Most of the plot of the film follows Harry's rebellion from Umbridge's dictatorship. I love Hermione's line to explain the Room of Requirement (which is first mentioned in passing in the novel of the Goblet of Fire), as Hogwarts itself trying to help the students. That one line adds to the sense of urgency and need. Goldenberg and new director, David Yates, also chose to incorporate an interesting visual motif with the Daily Prophet newspaper and the political press conferences of the Minister of Magic. I kept thinking of what a veiled indictment of the war on terror this was, and it worked to show the dangerous possibilities of when the press is complicit in an administration's attempts to put forth a lie. (How many people think Saddam was directly involved with 9-11? Sorry, had to be said, again). While they eliminate a fantastic scene of Harry's rebellion when he tells his story to Rita Skeeter to be published in The Quibbler (Luna's father's tabloid), the power of the press is felt a force that doesn't just inform public opinion, but creates it.

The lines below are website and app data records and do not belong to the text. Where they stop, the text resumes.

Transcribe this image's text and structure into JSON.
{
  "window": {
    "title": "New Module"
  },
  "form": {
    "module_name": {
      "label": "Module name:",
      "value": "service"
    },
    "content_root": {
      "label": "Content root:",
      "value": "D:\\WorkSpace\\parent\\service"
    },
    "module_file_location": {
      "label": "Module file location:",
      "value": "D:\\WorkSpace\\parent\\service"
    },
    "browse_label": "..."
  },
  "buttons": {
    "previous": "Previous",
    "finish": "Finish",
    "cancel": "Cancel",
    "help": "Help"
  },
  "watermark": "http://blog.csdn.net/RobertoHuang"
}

What I enjoyed most in the end of the film is not just the tremendous set design, wand choreography, or special effects. Goldenberg and Yates elect to extend the moment when Voldemort possesses Harry, and it works quite effectively. The sequence serves as the capstone to the metaphor they have built throughout the film. Harry's angst, temper, and moodiness are not just signs of Holden-esque adolescent funk, but a real question of Voldemort's influence on Harry's soul. It is almost like a scene from The Empire Strikes Back: will Harry who has suffered so much give in to his hatred, or will he remember the love and friendship which forms the spiritual bonds of community? That sequence touched me much more than any of the scenes that followed in the novels denoument.
Considering that Yates is directing The Half-Blood Prince, I wonder what he will do when the story doesn't have to focus 100% of the time on Harry. Plus, who will they get for Slughorn?